(DIRECTIONS FOR THIS TASK):
Only lines holding "Navigation" are wanted; copy each of them from the records below.

*** Opening DATASET RECORDS ***

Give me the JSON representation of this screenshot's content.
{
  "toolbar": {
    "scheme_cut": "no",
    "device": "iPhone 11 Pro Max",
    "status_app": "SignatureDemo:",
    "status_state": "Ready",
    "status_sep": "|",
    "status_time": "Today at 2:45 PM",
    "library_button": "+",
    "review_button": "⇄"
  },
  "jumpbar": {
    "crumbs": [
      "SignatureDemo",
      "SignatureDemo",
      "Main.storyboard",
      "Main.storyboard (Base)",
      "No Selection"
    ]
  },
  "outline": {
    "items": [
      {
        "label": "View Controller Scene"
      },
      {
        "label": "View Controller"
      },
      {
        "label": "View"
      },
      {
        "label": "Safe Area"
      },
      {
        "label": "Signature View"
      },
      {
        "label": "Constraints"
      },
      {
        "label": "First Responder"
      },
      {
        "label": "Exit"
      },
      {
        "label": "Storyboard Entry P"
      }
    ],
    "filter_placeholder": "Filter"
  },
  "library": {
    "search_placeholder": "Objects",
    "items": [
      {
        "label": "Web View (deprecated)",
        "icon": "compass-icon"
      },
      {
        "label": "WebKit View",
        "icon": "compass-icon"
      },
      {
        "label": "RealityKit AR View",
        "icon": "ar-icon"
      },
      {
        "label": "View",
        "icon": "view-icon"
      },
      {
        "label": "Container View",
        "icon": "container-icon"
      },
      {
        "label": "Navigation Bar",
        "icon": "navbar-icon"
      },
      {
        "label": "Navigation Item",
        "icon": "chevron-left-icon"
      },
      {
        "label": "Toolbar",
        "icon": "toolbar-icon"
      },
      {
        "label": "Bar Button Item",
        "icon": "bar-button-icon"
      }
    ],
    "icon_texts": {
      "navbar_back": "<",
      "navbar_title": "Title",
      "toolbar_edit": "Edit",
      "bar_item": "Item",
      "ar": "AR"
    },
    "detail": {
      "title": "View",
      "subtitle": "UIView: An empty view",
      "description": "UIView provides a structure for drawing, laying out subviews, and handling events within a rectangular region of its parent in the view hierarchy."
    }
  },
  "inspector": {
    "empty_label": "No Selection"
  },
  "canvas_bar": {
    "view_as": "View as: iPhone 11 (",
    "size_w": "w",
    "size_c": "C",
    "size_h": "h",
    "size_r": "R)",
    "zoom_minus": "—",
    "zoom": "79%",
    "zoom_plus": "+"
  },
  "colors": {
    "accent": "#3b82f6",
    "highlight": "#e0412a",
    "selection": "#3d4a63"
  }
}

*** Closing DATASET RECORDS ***

(SOLUTION TO THE PROBLEM):
        "label": "Navigation Bar",
        "label": "Navigation Item",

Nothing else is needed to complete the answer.